* Task details *
An exact copy of all entries is required.

* Input data *

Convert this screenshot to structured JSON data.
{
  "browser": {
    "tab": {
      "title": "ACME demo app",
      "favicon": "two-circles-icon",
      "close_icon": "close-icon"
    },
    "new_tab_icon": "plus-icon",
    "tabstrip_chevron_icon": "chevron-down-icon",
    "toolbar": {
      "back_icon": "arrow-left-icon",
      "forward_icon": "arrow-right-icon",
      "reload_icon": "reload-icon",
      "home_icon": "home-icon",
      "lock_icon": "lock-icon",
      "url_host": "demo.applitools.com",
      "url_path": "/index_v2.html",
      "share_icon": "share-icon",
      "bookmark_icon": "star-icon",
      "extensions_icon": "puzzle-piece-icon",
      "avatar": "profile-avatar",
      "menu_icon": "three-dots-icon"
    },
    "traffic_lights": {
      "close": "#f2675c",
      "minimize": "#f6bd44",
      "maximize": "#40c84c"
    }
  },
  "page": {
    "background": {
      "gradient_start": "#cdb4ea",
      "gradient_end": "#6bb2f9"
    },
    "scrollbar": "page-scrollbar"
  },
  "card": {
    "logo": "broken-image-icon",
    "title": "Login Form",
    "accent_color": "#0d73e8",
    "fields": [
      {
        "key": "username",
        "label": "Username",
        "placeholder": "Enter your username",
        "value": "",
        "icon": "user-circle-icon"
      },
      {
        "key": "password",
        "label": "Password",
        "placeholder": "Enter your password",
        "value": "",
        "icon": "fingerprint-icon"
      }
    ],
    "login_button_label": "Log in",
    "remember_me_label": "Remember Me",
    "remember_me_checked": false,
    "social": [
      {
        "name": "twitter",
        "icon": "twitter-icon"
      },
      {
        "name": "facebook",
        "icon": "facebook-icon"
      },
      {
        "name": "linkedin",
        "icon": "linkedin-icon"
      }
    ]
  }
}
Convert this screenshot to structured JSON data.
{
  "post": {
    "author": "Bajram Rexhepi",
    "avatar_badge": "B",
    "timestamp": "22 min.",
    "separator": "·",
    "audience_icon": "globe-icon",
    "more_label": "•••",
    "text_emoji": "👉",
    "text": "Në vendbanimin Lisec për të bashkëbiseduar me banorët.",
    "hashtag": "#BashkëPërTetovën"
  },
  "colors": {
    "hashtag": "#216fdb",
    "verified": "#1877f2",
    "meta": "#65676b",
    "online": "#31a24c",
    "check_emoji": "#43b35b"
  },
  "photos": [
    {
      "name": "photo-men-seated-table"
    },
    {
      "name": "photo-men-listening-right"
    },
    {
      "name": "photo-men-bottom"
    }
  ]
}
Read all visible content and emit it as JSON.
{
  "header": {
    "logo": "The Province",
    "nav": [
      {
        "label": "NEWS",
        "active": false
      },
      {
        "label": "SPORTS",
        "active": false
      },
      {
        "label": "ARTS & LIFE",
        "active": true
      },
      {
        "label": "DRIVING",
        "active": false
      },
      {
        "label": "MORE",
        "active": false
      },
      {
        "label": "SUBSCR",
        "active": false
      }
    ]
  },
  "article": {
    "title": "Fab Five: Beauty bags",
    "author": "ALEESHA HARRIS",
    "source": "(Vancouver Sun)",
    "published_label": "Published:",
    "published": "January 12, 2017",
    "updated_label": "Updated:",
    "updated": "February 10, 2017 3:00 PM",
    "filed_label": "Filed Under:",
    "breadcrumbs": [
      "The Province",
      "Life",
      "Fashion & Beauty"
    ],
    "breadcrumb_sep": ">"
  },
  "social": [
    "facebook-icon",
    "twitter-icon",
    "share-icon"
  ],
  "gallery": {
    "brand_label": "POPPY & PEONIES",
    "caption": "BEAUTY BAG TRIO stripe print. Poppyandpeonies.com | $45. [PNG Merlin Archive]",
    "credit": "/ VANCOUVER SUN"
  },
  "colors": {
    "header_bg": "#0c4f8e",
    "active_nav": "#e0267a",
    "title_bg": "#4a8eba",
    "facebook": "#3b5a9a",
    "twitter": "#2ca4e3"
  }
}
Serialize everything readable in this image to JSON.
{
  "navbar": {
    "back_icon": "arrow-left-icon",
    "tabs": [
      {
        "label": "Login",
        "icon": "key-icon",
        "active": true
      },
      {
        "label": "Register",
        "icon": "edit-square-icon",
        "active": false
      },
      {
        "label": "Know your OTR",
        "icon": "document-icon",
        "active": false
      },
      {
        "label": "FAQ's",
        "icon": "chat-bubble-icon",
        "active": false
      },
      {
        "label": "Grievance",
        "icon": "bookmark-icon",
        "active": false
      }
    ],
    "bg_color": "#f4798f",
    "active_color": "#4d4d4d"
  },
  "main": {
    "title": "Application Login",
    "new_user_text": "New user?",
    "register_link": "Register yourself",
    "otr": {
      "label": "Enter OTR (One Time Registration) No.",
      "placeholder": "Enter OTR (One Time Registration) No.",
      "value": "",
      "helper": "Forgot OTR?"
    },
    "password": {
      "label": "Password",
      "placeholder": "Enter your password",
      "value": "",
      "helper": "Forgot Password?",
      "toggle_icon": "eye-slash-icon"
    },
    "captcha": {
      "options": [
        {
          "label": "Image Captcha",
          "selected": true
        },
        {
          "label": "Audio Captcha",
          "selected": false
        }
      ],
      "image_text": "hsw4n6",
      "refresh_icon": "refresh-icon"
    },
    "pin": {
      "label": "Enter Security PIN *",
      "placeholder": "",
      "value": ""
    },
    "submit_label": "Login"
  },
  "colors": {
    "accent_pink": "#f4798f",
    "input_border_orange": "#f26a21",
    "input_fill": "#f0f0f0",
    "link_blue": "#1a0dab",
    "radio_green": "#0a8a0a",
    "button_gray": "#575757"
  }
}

* Written response *
Convert this screenshot to structured JSON data.
{
  "browser": {
    "tab": {
      "title": "ACME demo app",
      "favicon": "two-circles-icon",
      "close_icon": "close-icon"
    },
    "new_tab_icon": "plus-icon",
    "tabstrip_chevron_icon": "chevron-down-icon",
    "toolbar": {
      "back_icon": "arrow-left-icon",
      "forward_icon": "arrow-right-icon",
      "reload_icon": "reload-icon",
      "home_icon": "home-icon",
      "lock_icon": "lock-icon",
      "url_host": "demo.applitools.com",
      "url_path": "/index_v2.html",
      "share_icon": "share-icon",
      "bookmark_icon": "star-icon",
      "extensions_icon": "puzzle-piece-icon",
      "avatar": "profile-avatar",
      "menu_icon": "three-dots-icon"
    },
    "traffic_lights": {
      "close": "#f2675c",
      "minimize": "#f6bd44",
      "maximize": "#40c84c"
    }
  },
  "page": {
    "background": {
      "gradient_start": "#cdb4ea",
      "gradient_end": "#6bb2f9"
    },
    "scrollbar": "page-scrollbar"
  },
  "card": {
    "logo": "broken-image-icon",
    "title": "Login Form",
    "accent_color": "#0d73e8",
    "fields": [
      {
        "key": "username",
        "label": "Username",
        "placeholder": "Enter your username",
        "value": "",
        "icon": "user-circle-icon"
      },
      {
        "key": "password",
        "label": "Password",
        "placeholder": "Enter your password",
        "value": "",
        "icon": "fingerprint-icon"
      }
    ],
    "login_button_label": "Log in",
    "remember_me_label": "Remember Me",
    "remember_me_checked": false,
    "social": [
      {
        "name": "twitter",
        "icon": "twitter-icon"
      },
      {
        "name": "facebook",
        "icon": "facebook-icon"
      },
      {
        "name": "linkedin",
        "icon": "linkedin-icon"
      }
    ]
  }
}
Convert this screenshot to structured JSON data.
{
  "post": {
    "author": "Bajram Rexhepi",
    "avatar_badge": "B",
    "timestamp": "22 min.",
    "separator": "·",
    "audience_icon": "globe-icon",
    "more_label": "•••",
    "text_emoji": "👉",
    "text": "Në vendbanimin Lisec për të bashkëbiseduar me banorët.",
    "hashtag": "#BashkëPërTetovën"
  },
  "colors": {
    "hashtag": "#216fdb",
    "verified": "#1877f2",
    "meta": "#65676b",
    "online": "#31a24c",
    "check_emoji": "#43b35b"
  },
  "photos": [
    {
      "name": "photo-men-seated-table"
    },
    {
      "name": "photo-men-listening-right"
    },
    {
      "name": "photo-men-bottom"
    }
  ]
}
Read all visible content and emit it as JSON.
{
  "header": {
    "logo": "The Province",
    "nav": [
      {
        "label": "NEWS",
        "active": false
      },
      {
        "label": "SPORTS",
        "active": false
      },
      {
        "label": "ARTS & LIFE",
        "active": true
      },
      {
        "label": "DRIVING",
        "active": false
      },
      {
        "label": "MORE",
        "active": false
      },
      {
        "label": "SUBSCR",
        "active": false
      }
    ]
  },
  "article": {
    "title": "Fab Five: Beauty bags",
    "author": "ALEESHA HARRIS",
    "source": "(Vancouver Sun)",
    "published_label": "Published:",
    "published": "January 12, 2017",
    "updated_label": "Updated:",
    "updated": "February 10, 2017 3:00 PM",
    "filed_label": "Filed Under:",
    "breadcrumbs": [
      "The Province",
      "Life",
      "Fashion & Beauty"
    ],
    "breadcrumb_sep": ">"
  },
  "social": [
    "facebook-icon",
    "twitter-icon",
    "share-icon"
  ],
  "gallery": {
    "brand_label": "POPPY & PEONIES",
    "caption": "BEAUTY BAG TRIO stripe print. Poppyandpeonies.com | $45. [PNG Merlin Archive]",
    "credit": "/ VANCOUVER SUN"
  },
  "colors": {
    "header_bg": "#0c4f8e",
    "active_nav": "#e0267a",
    "title_bg": "#4a8eba",
    "facebook": "#3b5a9a",
    "twitter": "#2ca4e3"
  }
}
Serialize everything readable in this image to JSON.
{
  "navbar": {
    "back_icon": "arrow-left-icon",
    "tabs": [
      {
        "label": "Login",
        "icon": "key-icon",
        "active": true
      },
      {
        "label": "Register",
        "icon": "edit-square-icon",
        "active": false
      },
      {
        "label": "Know your OTR",
        "icon": "document-icon",
        "active": false
      },
      {
        "label": "FAQ's",
        "icon": "chat-bubble-icon",
        "active": false
      },
      {
        "label": "Grievance",
        "icon": "bookmark-icon",
        "active": false
      }
    ],
    "bg_color": "#f4798f",
    "active_color": "#4d4d4d"
  },
  "main": {
    "title": "Application Login",
    "new_user_text": "New user?",
    "register_link": "Register yourself",
    "otr": {
      "label": "Enter OTR (One Time Registration) No.",
      "placeholder": "Enter OTR (One Time Registration) No.",
      "value": "",
      "helper": "Forgot OTR?"
    },
    "password": {
      "label": "Password",
      "placeholder": "Enter your password",
      "value": "",
      "helper": "Forgot Password?",
      "toggle_icon": "eye-slash-icon"
    },
    "captcha": {
      "options": [
        {
          "label": "Image Captcha",
          "selected": true
        },
        {
          "label": "Audio Captcha",
          "selected": false
        }
      ],
      "image_text": "hsw4n6",
      "refresh_icon": "refresh-icon"
    },
    "pin": {
      "label": "Enter Security PIN *",
      "placeholder": "",
      "value": ""
    },
    "submit_label": "Login"
  },
  "colors": {
    "accent_pink": "#f4798f",
    "input_border_orange": "#f26a21",
    "input_fill": "#f0f0f0",
    "link_blue": "#1a0dab",
    "radio_green": "#0a8a0a",
    "button_gray": "#575757"
  }
}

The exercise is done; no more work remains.